- Wilhelm von der Nahmer: Handbuch des Rheinischen Particular-Rechts: Development of the territorial and constitutional relations of the German states on both banks of the Rhine: from the first beginning of the French Revolution up to the most recent times . tape 3 . Sauerländer, Frankfurt am Main 1832, OCLC 165696316 , p. 6 ( online at google books ).
- Latest countries and ethnology. A geographical reader for all stands.
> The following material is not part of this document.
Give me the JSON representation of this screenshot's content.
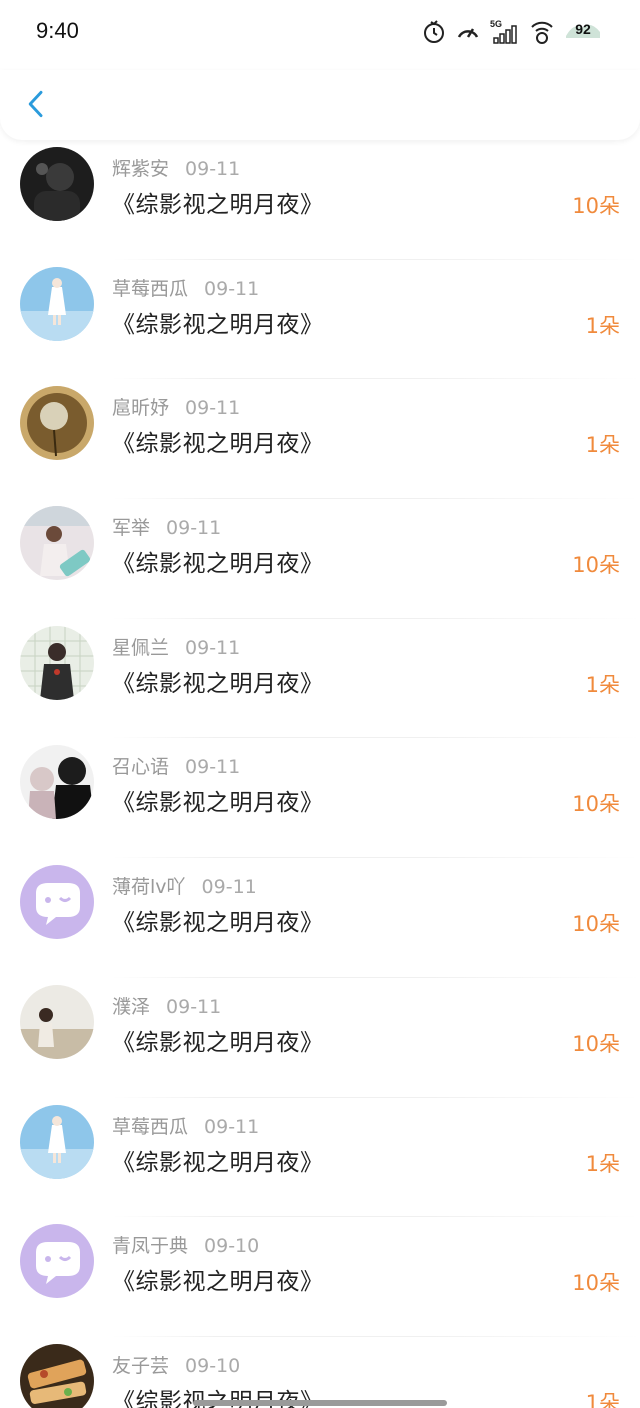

Kur-Hessen, Hessen-Darmstadt and the free cities. tape 22 . Weimar 1821, p. 413 ( online at Google Books ).
- The assignment of the patrimonial court name of the Barons von Nordeck zur Rabenau in the Lohndorfer Grund, for the exercise by the state, dated March 4, 1822 . In: Grand Ducal Ministry of the Interior and Justice (Ed.): Grand Ducal Hessian Government Gazette. 1822 no. 15 , p. 179 ( online at the information system of the Hessian state parliament [PDF; 36.0 MB ]).
- Ordinance on the implementation of the German Courts Act and the Introductory Act to the Courts Constitution Act of May 14, 1879 . In: Grand Duke of Hesse and the Rhine (ed.): Grand Ducal Hessian Government Gazette. 1879 no. 15 , p. 197–211 ( online at the information system of the Hessian state parliament [PDF; 17.8 MB ]).
- Second law amending the Court Organization Act (Amends GVBl. II 210–16) of February 12, 1968 . In: The Hessian Minister of Justice (ed.): Law and Ordinance Gazette for the State of Hesse . 1968 No. 4 , p. 41–44 , Article 1, Paragraph 2 a) and Article 2, Paragraph 4 d) ( online at the information system of the Hessian State Parliament [PDF; 298 kB ]).
- Hessen-Darmstadt state and address calendar 1800 . In the publishing house of the Invaliden-Anstalt, Darmstadt 1800, p. 183 ( online in the HathiTrust digital library ).
- Ph. AF Walther : Alphabetical index of the residential places in the Grand Duchy of Hesse . G. Jonghaus, Darmstadt 1869, OCLC 162355422 , p. 54 ( online at google books ).
- Selected data on population and households on May 9, 2011 in the Hessian municipalities and parts of the municipality. (PDF; 1 MB) In: 2011 Census . Hessian State Statistical Office